(DATASET CONTENT)

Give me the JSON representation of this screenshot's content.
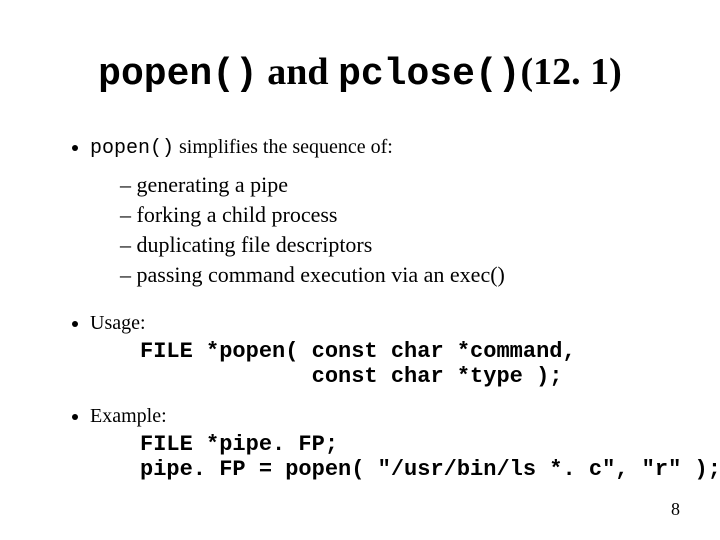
{
  "title": {
    "code1": "popen()",
    "mid": " and ",
    "code2": "pclose()",
    "ref": "(12. 1)"
  },
  "intro": {
    "code": "popen()",
    "rest": " simplifies the sequence of:"
  },
  "subitems": [
    "generating a pipe",
    "forking a child process",
    "duplicating file descriptors",
    "passing command execution via an exec()"
  ],
  "usage": {
    "label": "Usage:",
    "line1": "FILE *popen( const char *command,",
    "line2": "             const char *type );"
  },
  "example": {
    "label": "Example:",
    "line1": "FILE *pipe. FP;",
    "line2": "pipe. FP = popen( \"/usr/bin/ls *. c\", \"r\" );"
  },
  "page": "8"
}
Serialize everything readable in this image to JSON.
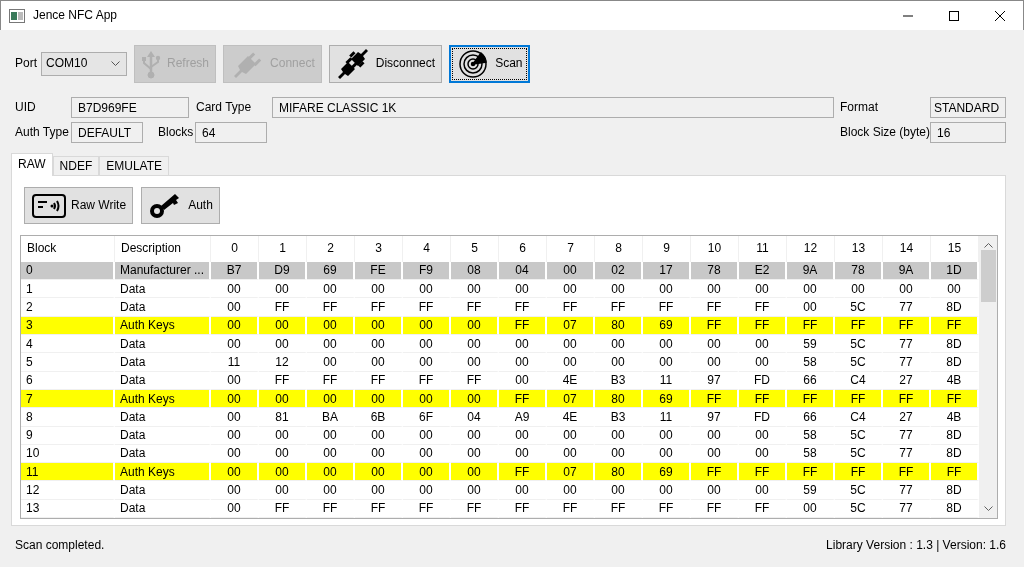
{
  "window": {
    "title": "Jence NFC App"
  },
  "toolbar": {
    "port_label": "Port",
    "port_value": "COM10",
    "buttons": [
      {
        "kind": "usb",
        "label": "Refresh",
        "disabled": true,
        "focused": false
      },
      {
        "kind": "plug",
        "label": "Connect",
        "disabled": true,
        "focused": false
      },
      {
        "kind": "unplug",
        "label": "Disconnect",
        "disabled": false,
        "focused": false
      },
      {
        "kind": "radar",
        "label": "Scan",
        "disabled": false,
        "focused": true
      }
    ]
  },
  "info": {
    "uid": {
      "label": "UID",
      "value": "B7D969FE"
    },
    "card_type": {
      "label": "Card Type",
      "value": "MIFARE CLASSIC 1K"
    },
    "format": {
      "label": "Format",
      "value": "STANDARD"
    },
    "auth_type": {
      "label": "Auth Type",
      "value": "DEFAULT"
    },
    "blocks": {
      "label": "Blocks",
      "value": "64"
    },
    "block_size": {
      "label": "Block Size (byte)",
      "value": "16"
    }
  },
  "tabs": [
    {
      "label": "RAW",
      "selected": true
    },
    {
      "label": "NDEF",
      "selected": false
    },
    {
      "label": "EMULATE",
      "selected": false
    }
  ],
  "panel_buttons": [
    {
      "kind": "card",
      "label": "Raw Write"
    },
    {
      "kind": "key",
      "label": "Auth"
    }
  ],
  "table": {
    "columns": [
      "Block",
      "Description",
      "0",
      "1",
      "2",
      "3",
      "4",
      "5",
      "6",
      "7",
      "8",
      "9",
      "10",
      "11",
      "12",
      "13",
      "14",
      "15"
    ],
    "rows": [
      {
        "kind": "manufacturer",
        "block": "0",
        "description": "Manufacturer ...",
        "bytes": [
          "B7",
          "D9",
          "69",
          "FE",
          "F9",
          "08",
          "04",
          "00",
          "02",
          "17",
          "78",
          "E2",
          "9A",
          "78",
          "9A",
          "1D"
        ]
      },
      {
        "kind": "data",
        "block": "1",
        "description": "Data",
        "bytes": [
          "00",
          "00",
          "00",
          "00",
          "00",
          "00",
          "00",
          "00",
          "00",
          "00",
          "00",
          "00",
          "00",
          "00",
          "00",
          "00"
        ]
      },
      {
        "kind": "data",
        "block": "2",
        "description": "Data",
        "bytes": [
          "00",
          "FF",
          "FF",
          "FF",
          "FF",
          "FF",
          "FF",
          "FF",
          "FF",
          "FF",
          "FF",
          "FF",
          "00",
          "5C",
          "77",
          "8D"
        ]
      },
      {
        "kind": "trailer",
        "block": "3",
        "description": "Auth Keys",
        "bytes": [
          "00",
          "00",
          "00",
          "00",
          "00",
          "00",
          "FF",
          "07",
          "80",
          "69",
          "FF",
          "FF",
          "FF",
          "FF",
          "FF",
          "FF"
        ]
      },
      {
        "kind": "data",
        "block": "4",
        "description": "Data",
        "bytes": [
          "00",
          "00",
          "00",
          "00",
          "00",
          "00",
          "00",
          "00",
          "00",
          "00",
          "00",
          "00",
          "59",
          "5C",
          "77",
          "8D"
        ]
      },
      {
        "kind": "data",
        "block": "5",
        "description": "Data",
        "bytes": [
          "11",
          "12",
          "00",
          "00",
          "00",
          "00",
          "00",
          "00",
          "00",
          "00",
          "00",
          "00",
          "58",
          "5C",
          "77",
          "8D"
        ]
      },
      {
        "kind": "data",
        "block": "6",
        "description": "Data",
        "bytes": [
          "00",
          "FF",
          "FF",
          "FF",
          "FF",
          "FF",
          "00",
          "4E",
          "B3",
          "11",
          "97",
          "FD",
          "66",
          "C4",
          "27",
          "4B"
        ]
      },
      {
        "kind": "trailer",
        "block": "7",
        "description": "Auth Keys",
        "bytes": [
          "00",
          "00",
          "00",
          "00",
          "00",
          "00",
          "FF",
          "07",
          "80",
          "69",
          "FF",
          "FF",
          "FF",
          "FF",
          "FF",
          "FF"
        ]
      },
      {
        "kind": "data",
        "block": "8",
        "description": "Data",
        "bytes": [
          "00",
          "81",
          "BA",
          "6B",
          "6F",
          "04",
          "A9",
          "4E",
          "B3",
          "11",
          "97",
          "FD",
          "66",
          "C4",
          "27",
          "4B"
        ]
      },
      {
        "kind": "data",
        "block": "9",
        "description": "Data",
        "bytes": [
          "00",
          "00",
          "00",
          "00",
          "00",
          "00",
          "00",
          "00",
          "00",
          "00",
          "00",
          "00",
          "58",
          "5C",
          "77",
          "8D"
        ]
      },
      {
        "kind": "data",
        "block": "10",
        "description": "Data",
        "bytes": [
          "00",
          "00",
          "00",
          "00",
          "00",
          "00",
          "00",
          "00",
          "00",
          "00",
          "00",
          "00",
          "58",
          "5C",
          "77",
          "8D"
        ]
      },
      {
        "kind": "trailer",
        "block": "11",
        "description": "Auth Keys",
        "bytes": [
          "00",
          "00",
          "00",
          "00",
          "00",
          "00",
          "FF",
          "07",
          "80",
          "69",
          "FF",
          "FF",
          "FF",
          "FF",
          "FF",
          "FF"
        ]
      },
      {
        "kind": "data",
        "block": "12",
        "description": "Data",
        "bytes": [
          "00",
          "00",
          "00",
          "00",
          "00",
          "00",
          "00",
          "00",
          "00",
          "00",
          "00",
          "00",
          "59",
          "5C",
          "77",
          "8D"
        ]
      },
      {
        "kind": "data",
        "block": "13",
        "description": "Data",
        "bytes": [
          "00",
          "FF",
          "FF",
          "FF",
          "FF",
          "FF",
          "FF",
          "FF",
          "FF",
          "FF",
          "FF",
          "FF",
          "00",
          "5C",
          "77",
          "8D"
        ]
      }
    ]
  },
  "status_bar": {
    "message": "Scan completed.",
    "version": "Library Version : 1.3 | Version: 1.6"
  }
}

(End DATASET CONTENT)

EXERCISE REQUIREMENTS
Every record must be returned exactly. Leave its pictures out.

RESULT
Give me the JSON representation of this screenshot's content.
{
  "title": {
    "code1": "popen()",
    "mid": " and ",
    "code2": "pclose()",
    "ref": "(12. 1)"
  },
  "intro": {
    "code": "popen()",
    "rest": " simplifies the sequence of:"
  },
  "subitems": [
    "generating a pipe",
    "forking a child process",
    "duplicating file descriptors",
    "passing command execution via an exec()"
  ],
  "usage": {
    "label": "Usage:",
    "line1": "FILE *popen( const char *command,",
    "line2": "             const char *type );"
  },
  "example": {
    "label": "Example:",
    "line1": "FILE *pipe. FP;",
    "line2": "pipe. FP = popen( \"/usr/bin/ls *. c\", \"r\" );"
  },
  "page": "8"
}
Serialize everything readable in this image to JSON.
{
  "window": {
    "title": "Jence NFC App"
  },
  "toolbar": {
    "port_label": "Port",
    "port_value": "COM10",
    "buttons": [
      {
        "kind": "usb",
        "label": "Refresh",
        "disabled": true,
        "focused": false
      },
      {
        "kind": "plug",
        "label": "Connect",
        "disabled": true,
        "focused": false
      },
      {
        "kind": "unplug",
        "label": "Disconnect",
        "disabled": false,
        "focused": false
      },
      {
        "kind": "radar",
        "label": "Scan",
        "disabled": false,
        "focused": true
      }
    ]
  },
  "info": {
    "uid": {
      "label": "UID",
      "value": "B7D969FE"
    },
    "card_type": {
      "label": "Card Type",
      "value": "MIFARE CLASSIC 1K"
    },
    "format": {
      "label": "Format",
      "value": "STANDARD"
    },
    "auth_type": {
      "label": "Auth Type",
      "value": "DEFAULT"
    },
    "blocks": {
      "label": "Blocks",
      "value": "64"
    },
    "block_size": {
      "label": "Block Size (byte)",
      "value": "16"
    }
  },
  "tabs": [
    {
      "label": "RAW",
      "selected": true
    },
    {
      "label": "NDEF",
      "selected": false
    },
    {
      "label": "EMULATE",
      "selected": false
    }
  ],
  "panel_buttons": [
    {
      "kind": "card",
      "label": "Raw Write"
    },
    {
      "kind": "key",
      "label": "Auth"
    }
  ],
  "table": {
    "columns": [
      "Block",
      "Description",
      "0",
      "1",
      "2",
      "3",
      "4",
      "5",
      "6",
      "7",
      "8",
      "9",
      "10",
      "11",
      "12",
      "13",
      "14",
      "15"
    ],
    "rows": [
      {
        "kind": "manufacturer",
        "block": "0",
        "description": "Manufacturer ...",
        "bytes": [
          "B7",
          "D9",
          "69",
          "FE",
          "F9",
          "08",
          "04",
          "00",
          "02",
          "17",
          "78",
          "E2",
          "9A",
          "78",
          "9A",
          "1D"
        ]
      },
      {
        "kind": "data",
        "block": "1",
        "description": "Data",
        "bytes": [
          "00",
          "00",
          "00",
          "00",
          "00",
          "00",
          "00",
          "00",
          "00",
          "00",
          "00",
          "00",
          "00",
          "00",
          "00",
          "00"
        ]
      },
      {
        "kind": "data",
        "block": "2",
        "description": "Data",
        "bytes": [
          "00",
          "FF",
          "FF",
          "FF",
          "FF",
          "FF",
          "FF",
          "FF",
          "FF",
          "FF",
          "FF",
          "FF",
          "00",
          "5C",
          "77",
          "8D"
        ]
      },
      {
        "kind": "trailer",
        "block": "3",
        "description": "Auth Keys",
        "bytes": [
          "00",
          "00",
          "00",
          "00",
          "00",
          "00",
          "FF",
          "07",
          "80",
          "69",
          "FF",
          "FF",
          "FF",
          "FF",
          "FF",
          "FF"
        ]
      },
      {
        "kind": "data",
        "block": "4",
        "description": "Data",
        "bytes": [
          "00",
          "00",
          "00",
          "00",
          "00",
          "00",
          "00",
          "00",
          "00",
          "00",
          "00",
          "00",
          "59",
          "5C",
          "77",
          "8D"
        ]
      },
      {
        "kind": "data",
        "block": "5",
        "description": "Data",
        "bytes": [
          "11",
          "12",
          "00",
          "00",
          "00",
          "00",
          "00",
          "00",
          "00",
          "00",
          "00",
          "00",
          "58",
          "5C",
          "77",
          "8D"
        ]
      },
      {
        "kind": "data",
        "block": "6",
        "description": "Data",
        "bytes": [
          "00",
          "FF",
          "FF",
          "FF",
          "FF",
          "FF",
          "00",
          "4E",
          "B3",
          "11",
          "97",
          "FD",
          "66",
          "C4",
          "27",
          "4B"
        ]
      },
      {
        "kind": "trailer",
        "block": "7",
        "description": "Auth Keys",
        "bytes": [
          "00",
          "00",
          "00",
          "00",
          "00",
          "00",
          "FF",
          "07",
          "80",
          "69",
          "FF",
          "FF",
          "FF",
          "FF",
          "FF",
          "FF"
        ]
      },
      {
        "kind": "data",
        "block": "8",
        "description": "Data",
        "bytes": [
          "00",
          "81",
          "BA",
          "6B",
          "6F",
          "04",
          "A9",
          "4E",
          "B3",
          "11",
          "97",
          "FD",
          "66",
          "C4",
          "27",
          "4B"
        ]
      },
      {
        "kind": "data",
        "block": "9",
        "description": "Data",
        "bytes": [
          "00",
          "00",
          "00",
          "00",
          "00",
          "00",
          "00",
          "00",
          "00",
          "00",
          "00",
          "00",
          "58",
          "5C",
          "77",
          "8D"
        ]
      },
      {
        "kind": "data",
        "block": "10",
        "description": "Data",
        "bytes": [
          "00",
          "00",
          "00",
          "00",
          "00",
          "00",
          "00",
          "00",
          "00",
          "00",
          "00",
          "00",
          "58",
          "5C",
          "77",
          "8D"
        ]
      },
      {
        "kind": "trailer",
        "block": "11",
        "description": "Auth Keys",
        "bytes": [
          "00",
          "00",
          "00",
          "00",
          "00",
          "00",
          "FF",
          "07",
          "80",
          "69",
          "FF",
          "FF",
          "FF",
          "FF",
          "FF",
          "FF"
        ]
      },
      {
        "kind": "data",
        "block": "12",
        "description": "Data",
        "bytes": [
          "00",
          "00",
          "00",
          "00",
          "00",
          "00",
          "00",
          "00",
          "00",
          "00",
          "00",
          "00",
          "59",
          "5C",
          "77",
          "8D"
        ]
      },
      {
        "kind": "data",
        "block": "13",
        "description": "Data",
        "bytes": [
          "00",
          "FF",
          "FF",
          "FF",
          "FF",
          "FF",
          "FF",
          "FF",
          "FF",
          "FF",
          "FF",
          "FF",
          "00",
          "5C",
          "77",
          "8D"
        ]
      }
    ]
  },
  "status_bar": {
    "message": "Scan completed.",
    "version": "Library Version : 1.3 | Version: 1.6"
  }
}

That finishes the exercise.